This separation between copying words and collaging images may be rooted in the hierarchy of writing itself, in comparison to other forms of expression. How the written word, literature, books (probably from the history of religious texts and law) are protected to such an extent while visual representation is behind in its reputation as a form of representation.

To proclaim a point in writing, a form that is comprehensive and quite literally spelled out, is rooted in the expectation of originality - of something coming from nothing. Words on blank space. These words come from you, and if they doesn’t, then you must let us know. You have stolen. It is shameful.

What differs a collage where an artist has cut and pasted photographs and images by other artists to a text where the writer has copied and pasted without bibliography - is the visual signifiers. Without quotation marks, footnote or bibliogrpahy, a word is free real estate. It is the property of anyone who choses to type it out. With a collage, however, you can physically see the harsh line where the scissors cut paper. You see the textural planes where glue or tape was used. The very nature of a collage waves a flag to the person standing before it and says ‘I am a sample of many things’. 

We become collages of all of the films, books, songs, people and places we have been.

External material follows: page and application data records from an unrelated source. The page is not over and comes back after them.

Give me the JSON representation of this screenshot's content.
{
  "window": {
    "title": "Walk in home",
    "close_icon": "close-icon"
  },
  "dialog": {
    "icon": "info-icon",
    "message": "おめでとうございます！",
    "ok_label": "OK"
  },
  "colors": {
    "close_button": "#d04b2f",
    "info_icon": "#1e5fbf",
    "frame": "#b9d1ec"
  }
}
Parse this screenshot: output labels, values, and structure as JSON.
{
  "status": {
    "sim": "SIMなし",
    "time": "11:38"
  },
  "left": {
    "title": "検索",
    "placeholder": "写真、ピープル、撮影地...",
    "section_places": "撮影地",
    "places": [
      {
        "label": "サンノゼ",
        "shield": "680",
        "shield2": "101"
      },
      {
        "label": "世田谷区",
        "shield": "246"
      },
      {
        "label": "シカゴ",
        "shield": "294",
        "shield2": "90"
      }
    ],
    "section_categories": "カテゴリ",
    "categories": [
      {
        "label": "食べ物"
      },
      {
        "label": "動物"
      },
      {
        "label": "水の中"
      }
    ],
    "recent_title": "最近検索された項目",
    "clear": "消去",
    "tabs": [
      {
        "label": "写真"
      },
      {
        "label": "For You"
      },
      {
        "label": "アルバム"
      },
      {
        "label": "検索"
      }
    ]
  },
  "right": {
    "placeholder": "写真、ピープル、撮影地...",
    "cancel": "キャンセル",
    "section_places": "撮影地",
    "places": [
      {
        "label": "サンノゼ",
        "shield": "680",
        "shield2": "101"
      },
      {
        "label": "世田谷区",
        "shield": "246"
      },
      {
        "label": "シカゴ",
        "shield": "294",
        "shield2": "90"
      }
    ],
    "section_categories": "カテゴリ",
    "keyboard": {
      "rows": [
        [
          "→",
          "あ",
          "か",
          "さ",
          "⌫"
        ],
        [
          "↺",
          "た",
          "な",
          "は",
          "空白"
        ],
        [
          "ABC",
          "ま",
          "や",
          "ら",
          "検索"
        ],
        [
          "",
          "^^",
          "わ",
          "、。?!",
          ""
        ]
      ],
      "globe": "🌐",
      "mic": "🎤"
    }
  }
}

When I still had all of my milk teeth, I carried my lego figurine into the hair salon and asked for ‘hair like hers’, lifting up the plastic girl. We solidify and secure our sense of self by reflecting what we see around us, what brings us joy - what makes sense. There is less of an academic force pinned onto these minor decisions relating to vanity yet it seems relevant somehow- this line that differenciates acceptable inspiration, influence with plagiarism, copying and forgery is so liquid, so invisible and so subjective. With writing, maybe it is the concrete, secure temperament of the medium- the fact that it is read and internally understood, not just seen and observed - that makes reference so key to the make-up of not only essays and academic text but creative and free-form literature. Words, as soon as they’re printed, or published - as soon as they lose the text cursor or “insertion point”, are finalised. There are no clues. There’s no real way of knowing who we are looking at - and maybe it’s that mystery that unsettled us. That lack of authorisation. 

When I was ten years old I was sitting in the reading room while my classmates slept in the sleeping room. I couldn’t sleep, and instead sat by the small bookcase near the door and leafed over some books. I picked up a book about aliens coming to Earth and read it three times over. I loved the way that the rhymes carried me towards each new page and how the words repeated. It made me excited. 

I don’t remember how much time had passed between reading the book and writing my own version in my bedroom but I remember forming my own rhymes, my own aliens, my own rhythm. I wrote it and showed it to my parents. They were thrilled, laughing and surprised by the imagination behind the words and world I’d built. I sat on Dads knee and watched as he looked from page to screen and typed up every word. He chose Andrew K. Smith’s 1995 font Jokerman, and seperated the poem into stanzas. He printed it out. It has hung on his wall ever since. 

I recently looked up the book online and found a video of a kind, grey haired scottish woman reading it. Here Come The Aliens by Colin McNoughton. Listening to the book with its original words, original order sounded like hearing a mispronunced name, or a song read by a computer. It was like seeing a chappedleaf used after a craft rubbing in primary school, or seeing a bare apple with its skin removed. It was not the same piece as my own, and even further from the one Dad has typed out and hanging in his office, peeling at the corners in the sun.